- [What needs to be done]: Determine the number of lines below that contain "timestamp". Write nothing but that number.

- [Dataset entries]:
'''

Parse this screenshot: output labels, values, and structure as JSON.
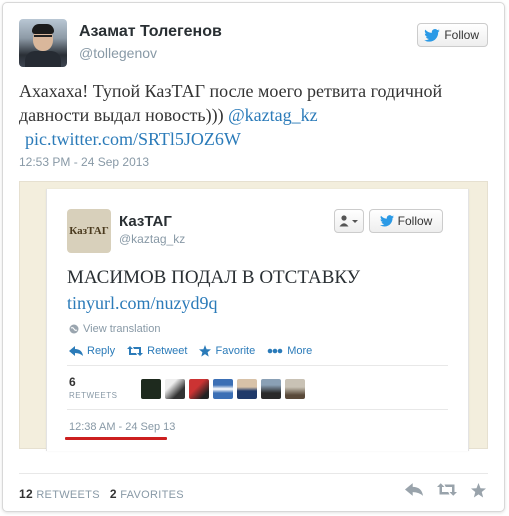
{
  "author": {
    "fullname": "Азамат Толегенов",
    "screenname": "@tollegenov"
  },
  "follow_button": {
    "label": "Follow"
  },
  "tweet": {
    "text": "Ахахаха! Тупой КазТАГ после моего ретвита годичной давности выдал новость)))",
    "mention": "@kaztag_kz",
    "link": "pic.twitter.com/SRTl5JOZ6W",
    "timestamp": "12:53 PM - 24 Sep 2013"
  },
  "embedded": {
    "avatar_text": "КазТАГ",
    "name": "КазТАГ",
    "handle": "@kaztag_kz",
    "follow_label": "Follow",
    "headline": "МАСИМОВ ПОДАЛ В ОТСТАВКУ",
    "link": "tinyurl.com/nuzyd9q",
    "translate_label": "View translation",
    "actions": {
      "reply": "Reply",
      "retweet": "Retweet",
      "favorite": "Favorite",
      "more": "More"
    },
    "retweet_count": "6",
    "retweet_label": "RETWEETS",
    "timestamp": "12:38 AM - 24 Sep 13"
  },
  "stats": {
    "retweets_count": "12",
    "retweets_label": "RETWEETS",
    "favorites_count": "2",
    "favorites_label": "FAVORITES"
  },
  "colors": {
    "link": "#2b7bb9",
    "muted": "#8899a6",
    "highlight": "#cc1f1f"
  }
}
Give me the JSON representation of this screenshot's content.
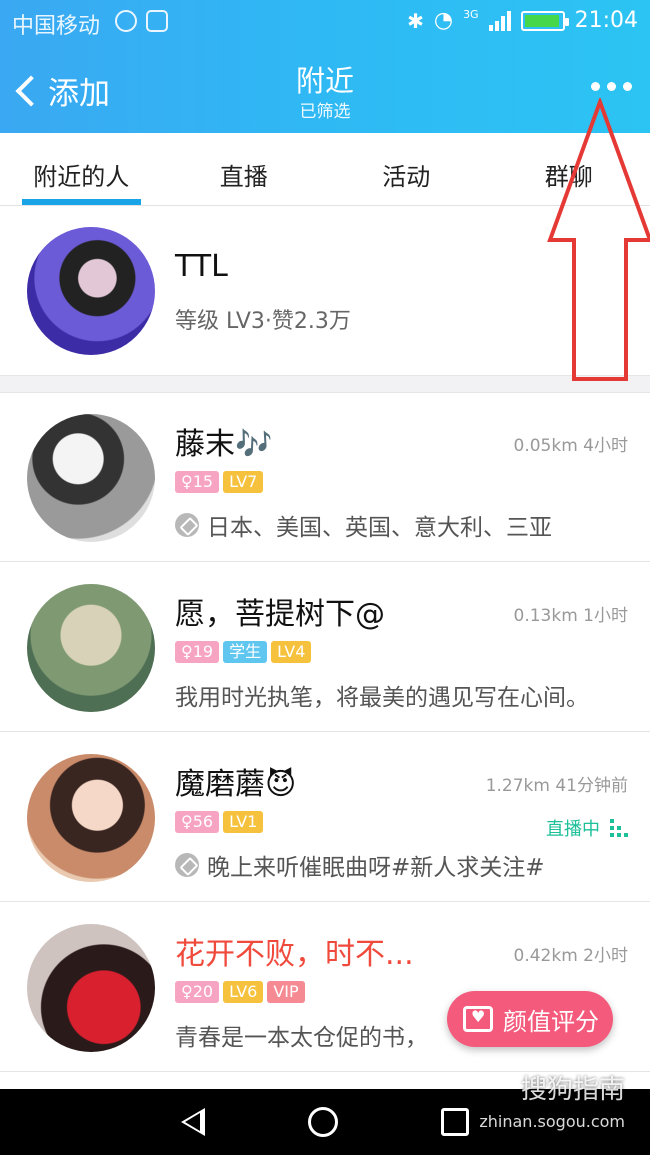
{
  "status_bar": {
    "carrier": "中国移动",
    "network": "3G",
    "time": "21:04",
    "battery_level": 0.85
  },
  "header": {
    "back_label": "添加",
    "title": "附近",
    "subtitle": "已筛选"
  },
  "tabs": [
    "附近的人",
    "直播",
    "活动",
    "群聊"
  ],
  "self_card": {
    "name": "TTL",
    "info": "等级 LV3·赞2.3万"
  },
  "people": [
    {
      "name": "藤末🎶",
      "meta": "0.05km 4小时",
      "badges": [
        "♀15",
        "LV7"
      ],
      "desc": "日本、美国、英国、意大利、三亚",
      "has_tag_icon": true
    },
    {
      "name": "愿，菩提树下@",
      "meta": "0.13km 1小时",
      "badges": [
        "♀19",
        "学生",
        "LV4"
      ],
      "desc": "我用时光执笔，将最美的遇见写在心间。",
      "has_tag_icon": false
    },
    {
      "name": "魔磨蘑😈",
      "meta": "1.27km 41分钟前",
      "badges": [
        "♀56",
        "LV1"
      ],
      "desc": "晚上来听催眠曲呀#新人求关注#",
      "has_tag_icon": true,
      "live": "直播中"
    },
    {
      "name": "花开不败，时不...",
      "meta": "0.42km 2小时",
      "badges": [
        "♀20",
        "LV6",
        "VIP"
      ],
      "desc": "青春是一本太仓促的书，",
      "has_tag_icon": false
    }
  ],
  "rate_button": "颜值评分",
  "watermark": {
    "brand": "搜狗指南",
    "url": "zhinan.sogou.com"
  },
  "colors": {
    "header_blue": "#2fb9f4",
    "tab_underline": "#1aa4e8",
    "annotation_red": "#e53935",
    "rate_pink": "#f45a7c"
  }
}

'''

- [Answer to this problem]: 2